Page and application data records:

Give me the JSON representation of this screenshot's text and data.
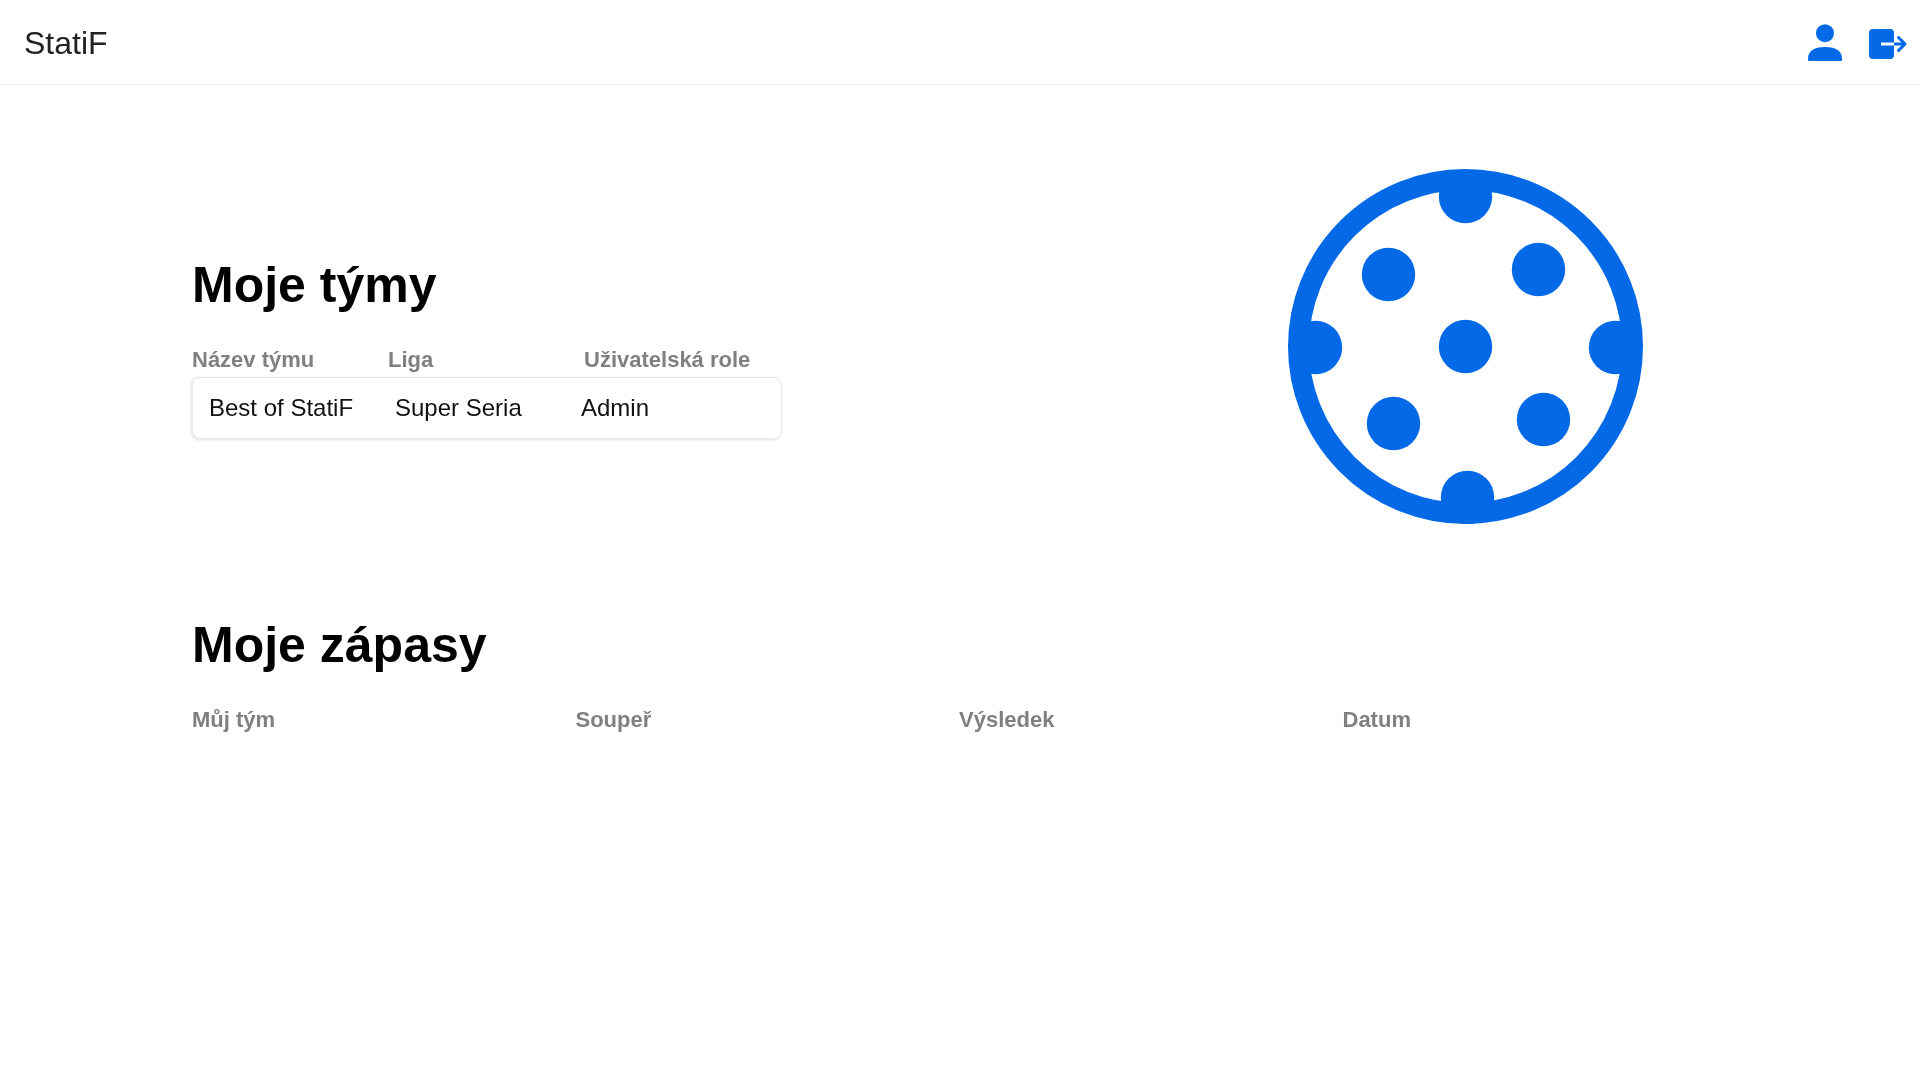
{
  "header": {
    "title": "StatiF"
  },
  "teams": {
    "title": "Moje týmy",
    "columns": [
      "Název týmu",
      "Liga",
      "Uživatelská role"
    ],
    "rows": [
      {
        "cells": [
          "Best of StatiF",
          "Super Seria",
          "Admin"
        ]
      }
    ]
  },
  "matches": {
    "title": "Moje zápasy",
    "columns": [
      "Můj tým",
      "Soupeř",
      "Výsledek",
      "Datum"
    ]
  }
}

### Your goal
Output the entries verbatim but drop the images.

### Result for this exercise
Give me the JSON representation of this screenshot's text and data.
{
  "header": {
    "title": "StatiF"
  },
  "teams": {
    "title": "Moje týmy",
    "columns": [
      "Název týmu",
      "Liga",
      "Uživatelská role"
    ],
    "rows": [
      {
        "cells": [
          "Best of StatiF",
          "Super Seria",
          "Admin"
        ]
      }
    ]
  },
  "matches": {
    "title": "Moje zápasy",
    "columns": [
      "Můj tým",
      "Soupeř",
      "Výsledek",
      "Datum"
    ]
  }
}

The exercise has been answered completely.